Pork producers in the province are watching closely as legislation sets to come into effect across the border in the coming months could lead to costly renovations and a breakdown of trade networks.
A California animal cruelty law that sets out the minimum amount of space farmers must give to cows, pigs and chickens in confinement was upheld by the US Supreme Court in mid-May.
The 2018 law, called Proposition 12, stipulates that pork sold in the state must come from pigs whose mothers were raised with at least 24 square feet of space and the ability to lie down and turn around.
Animal rights groups said Proposition 12 was needed to prevent mother pigs being locked in “gestation crates” or “gestation stalls” that are barely larger than the animals’ bodies. The Humane Society of the United States, an animal rights group that backed Proposition 12, wrote in a blog post in May that under current standards in the meat and egg industries, many animals are confined in cages so small they can barely move.
These rules were originally supposed to be implemented in July, but that was delayed until Jan. 1 earlier this week.
A Manitoba pork producer says that could raise concerns here.
“The sector right now isn’t doing well as it stands,” said Rick Bergmann, a pork producer in the Steinbach area. “So it will be very difficult, I believe, for both countries, the US and Canada, to align with some of these standards that have been brought forward.”
Bergmann said while the delay in implementation of the legislation was helpful, he’s concerned about how farms will adapt to what he called a “moving target.” It’s not the same for everyone, but it “can easily cost over a million dollars” for a farm built in the early 2000s to adapt to the law, he said.
Some of his neighbors will have to make renovations or go out of production, he said.
“Canada is a small piece of the pie, but when the dominoes fall there, the dominoes will fall over here,” he said.
“That’s something we just have to understand and see where it goes, because it’s, again, a very costly renovation to comply with this.”
Impact on trade
Others in the province are worried that if other states in the US introduce their own legislation, it will break down the integrated market that allows free trade between the two countries.

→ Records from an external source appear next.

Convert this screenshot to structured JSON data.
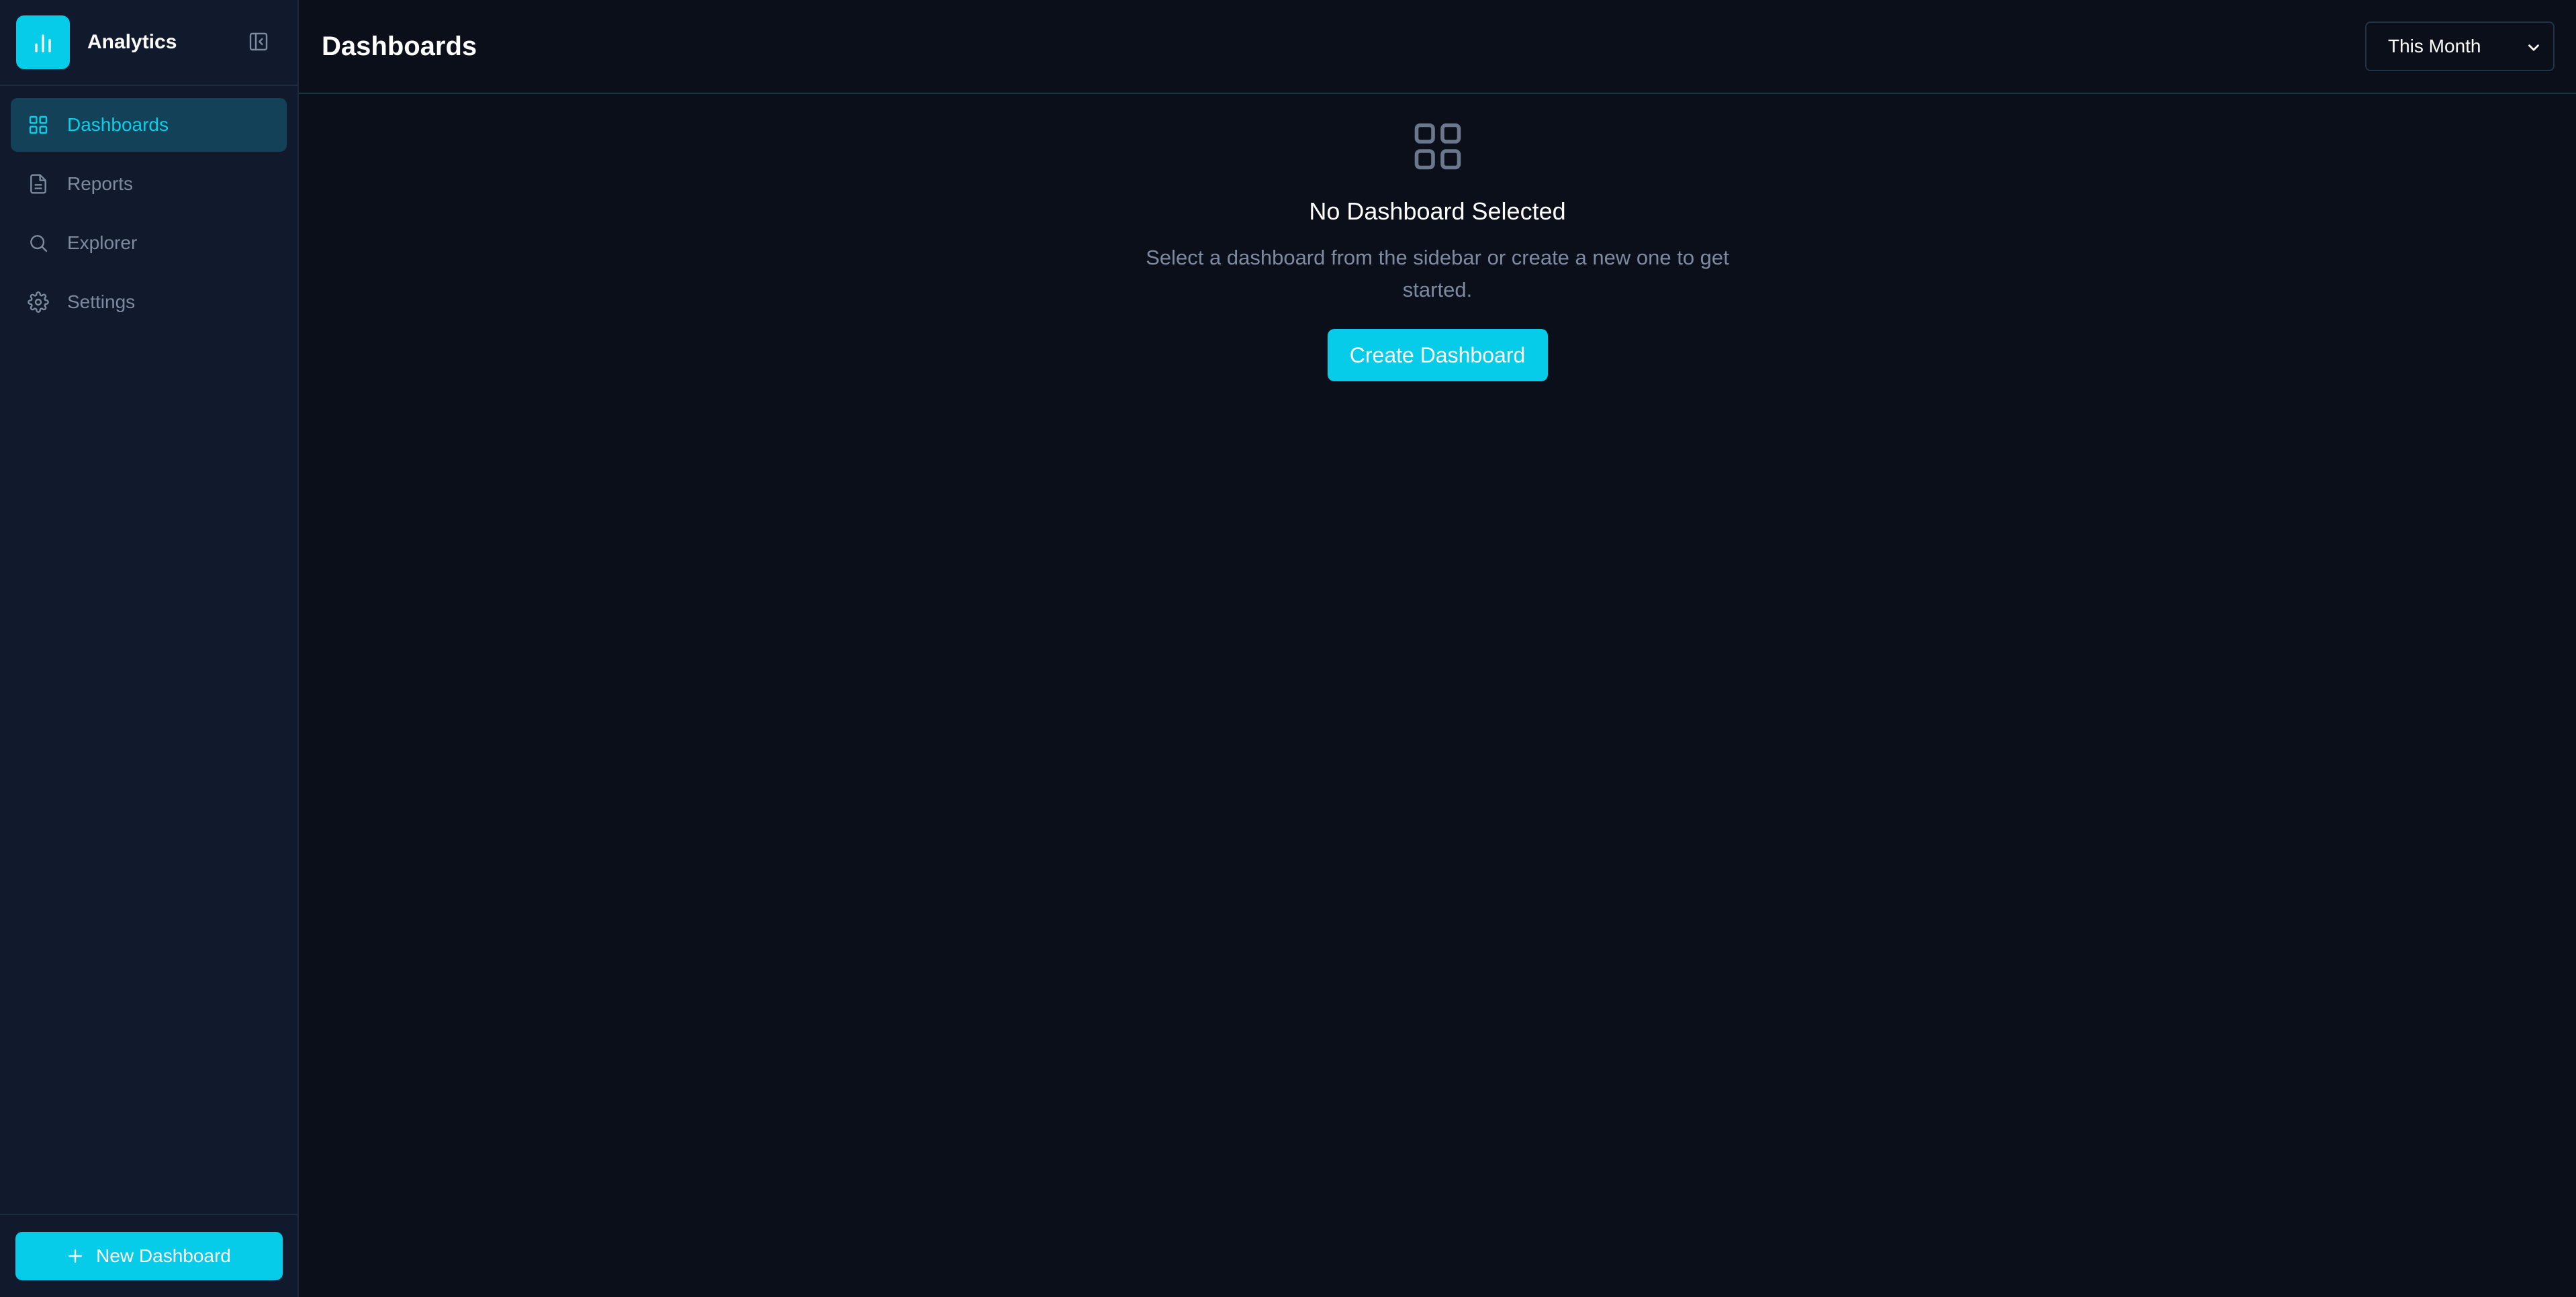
{
  "brand": {
    "name": "Analytics",
    "logo_icon": "bar-chart-icon"
  },
  "sidebar": {
    "items": [
      {
        "label": "Dashboards",
        "icon": "grid-icon",
        "active": true
      },
      {
        "label": "Reports",
        "icon": "document-icon",
        "active": false
      },
      {
        "label": "Explorer",
        "icon": "search-icon",
        "active": false
      },
      {
        "label": "Settings",
        "icon": "gear-icon",
        "active": false
      }
    ],
    "new_dashboard_label": "New Dashboard"
  },
  "header": {
    "title": "Dashboards",
    "range_select": {
      "selected": "This Month"
    }
  },
  "empty_state": {
    "title": "No Dashboard Selected",
    "description": "Select a dashboard from the sidebar or create a new one to get started.",
    "button_label": "Create Dashboard"
  },
  "colors": {
    "accent": "#06cbe9",
    "background": "#0a0f1a",
    "sidebar": "#111a2c",
    "active_item_bg": "#134158",
    "muted_text": "#7d8aa0"
  }
}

Cam Dahl, the general manager of Manitoba Pork, explained that Canada and the US have built a trade agreement based on the acceptance of each other’s food, safety, environmental and animal welfare standards. Legislation like Proposition 12 is beginning to erode a market that’s good for both consumers and producers, he said.
“We negotiated a trade agreement with the United States of America and we didn’t negotiate an agreement with 50 individual states,” he said. “We need to see that a unified, integrated market is preserved.”
Manitoba sends about three million pigs to the US each year, Dahl said.
“I’m concerned that it’s a larger trend forward towards protectionism,” he said. “As a country, we depend on trade. Agriculture depends on trade.”
Kevin Grier, a livestock analyst based in Guelph, Ont., said producers who are in tough financial positions or who are considering how long they want to remain in the industry might feel expensive renovations aren’t worth it.
“That would, like I say, tip the scales for many producers,” he said.
Dahl said the long-term outlook in Manitoba remains strong, however, and the pork sector continues to be important to the province.
Bergmann hopes a consistent approach can be found before the end of the year.
“At the end of the day, though, a game delay is good,” he said. “But if there’s no balanced approach to all of this, it’ll be really negative for producers.”